Anver M. Emon, "Islamic Law and the Canadian Mosaic: Politics, Jurisprudence, and Multicultural Accommodation" (2008) (feel free to skim pp. 405-410) [print out personal copy]
Natasha Bakht, "Were Muslim Barbarians Really Knocking On the Gates of Ontario? The Religious Arbitration Controversy - Another Perspective" (2005) [print out personal copy]
Anna C. Korteweg, "The Sharia Debate in Ontario" in ISIM Review* 18 (Autumn 2006), pp. 50-51. (*Note: ISIM Review was a publication of the now-defunct International Institute for the Study of Islam in the Modern World) [print out personal copy]
Text Preparation 4 due in class from some students.

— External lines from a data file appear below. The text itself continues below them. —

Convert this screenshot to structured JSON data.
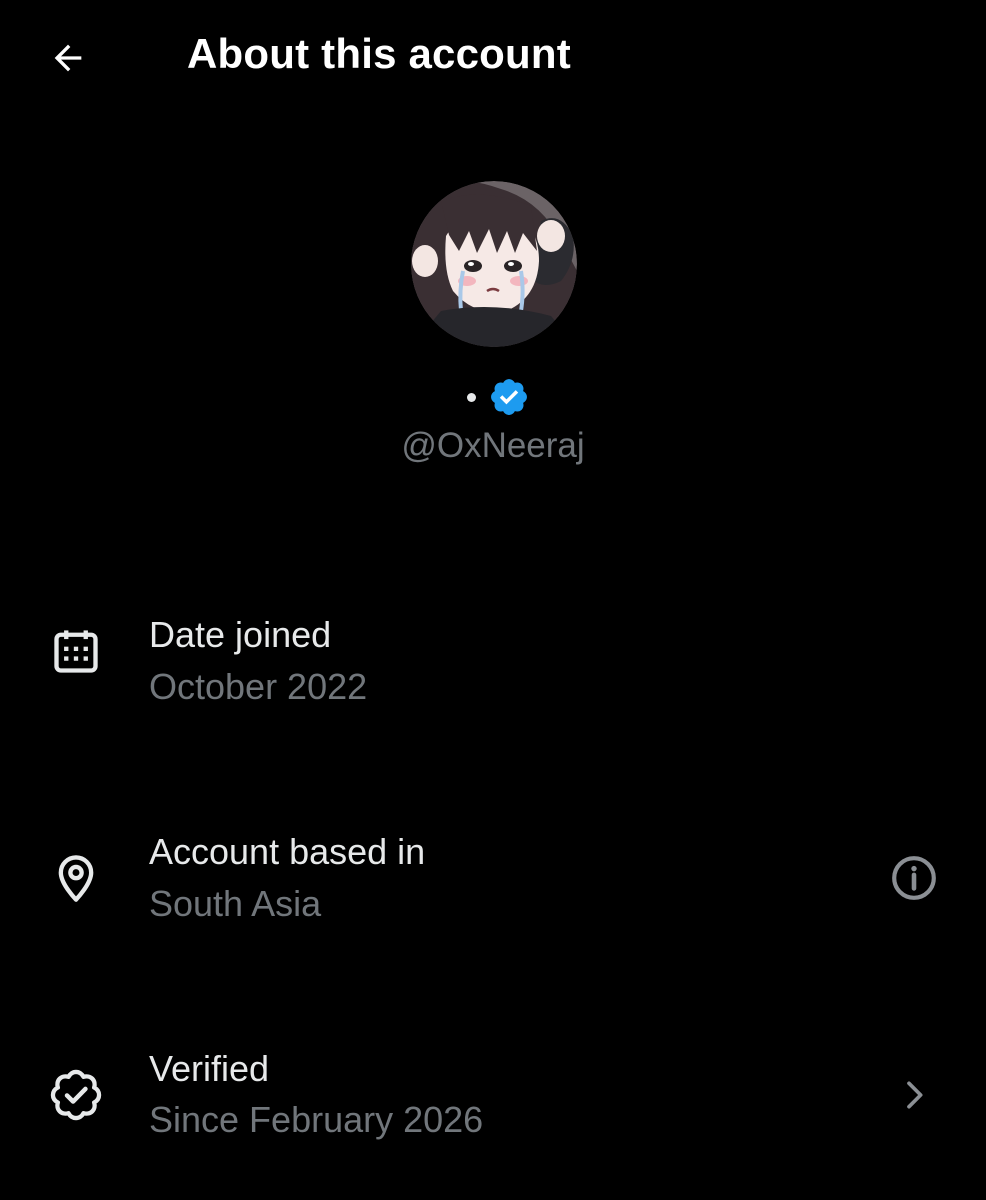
{
  "header": {
    "title": "About this account",
    "back_icon": "back-arrow-icon"
  },
  "profile": {
    "display_name": "",
    "handle": "@OxNeeraj",
    "verified_icon": "verified-badge-icon",
    "badge_color": "#1d9bf0"
  },
  "details": [
    {
      "icon": "calendar-icon",
      "label": "Date joined",
      "value": "October 2022"
    },
    {
      "icon": "location-pin-icon",
      "label": "Account based in",
      "value": "South Asia",
      "trailing_icon": "info-icon"
    },
    {
      "icon": "verified-outline-icon",
      "label": "Verified",
      "value": "Since February 2026",
      "trailing_icon": "chevron-right-icon"
    }
  ],
  "colors": {
    "background": "#000000",
    "primary_text": "#e7e9ea",
    "secondary_text": "#71767b",
    "accent": "#1d9bf0"
  }
}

Additional Resources on the 2004 Ontario "Sharia Debate":
Marion Boyd, "Dispute Resolution in Family Law: Protecting Choice, Promoting Inclusion" (Report to the Government of Ontario) (2004)
Family Statute Law Amendment Act (2006) - see esp. 1.(1)(b)
Arbitration Act, 1991
Current,” March 31, 2008 – including documentary by Kathleen Goldhar,
“Faith in the Law” [details on how to listen to be communicated by
Suzanne Last Stone, "The Intervention of American Law in Jewish Divorce" (2000), pp. 174-85 [print out personal copy]
A short video interview with Suzanne Last Stone about Jewish law and secular law.
Preparation 5 due in class from some students.
wrap-up discussion of Janice Stein, Anver Emon
Final Exam Preparation Sheet to be distributed
REMOVED FROM SCHEDULE:
Bryan R. Wilson, "Secularization" (1987) in Encyclopedia of Religion, 2nd ed., ed. Lindsay Jones (2005), esp. pp. 8214-15 [print out personal copy*]
*instructions for printing from the online Encyclopedia of Religion:
"View As: PDF" on the top right of the screen
Talal Asad, "Trying to Understand French Secularism," in Hent de Vries/Lawrence E. Sullivan (eds.), Political Theologies in a Post-Secular World (2006), pp. 494-526 (notes on 763-72) [coursepack / make personal copy from book on reserve]:
I have made available a few pages from the "Stasi Report" that Asad focuses on: The Stasi Report: The Report of the Committee of Reflection on the Application of the Principle of Secularity in the Republic (2003): pp. 16-21, 24-25, 28-33 [coursepack / make personal copy from book on reserve]
Original: Commission de réflexion sur l'application du principe de laïcité dans la République: Rapport au Président de la République (2003) [online]
Jane Kramer, "Taking the Veil. How France's Public Schools Became the Battleground in a Culture War," The New Yorker (November 22, 2004) [coursepack / article on reserve]
FINAL EXAMSaturday, December 8, 12:30-2:00 p.m., BSB B155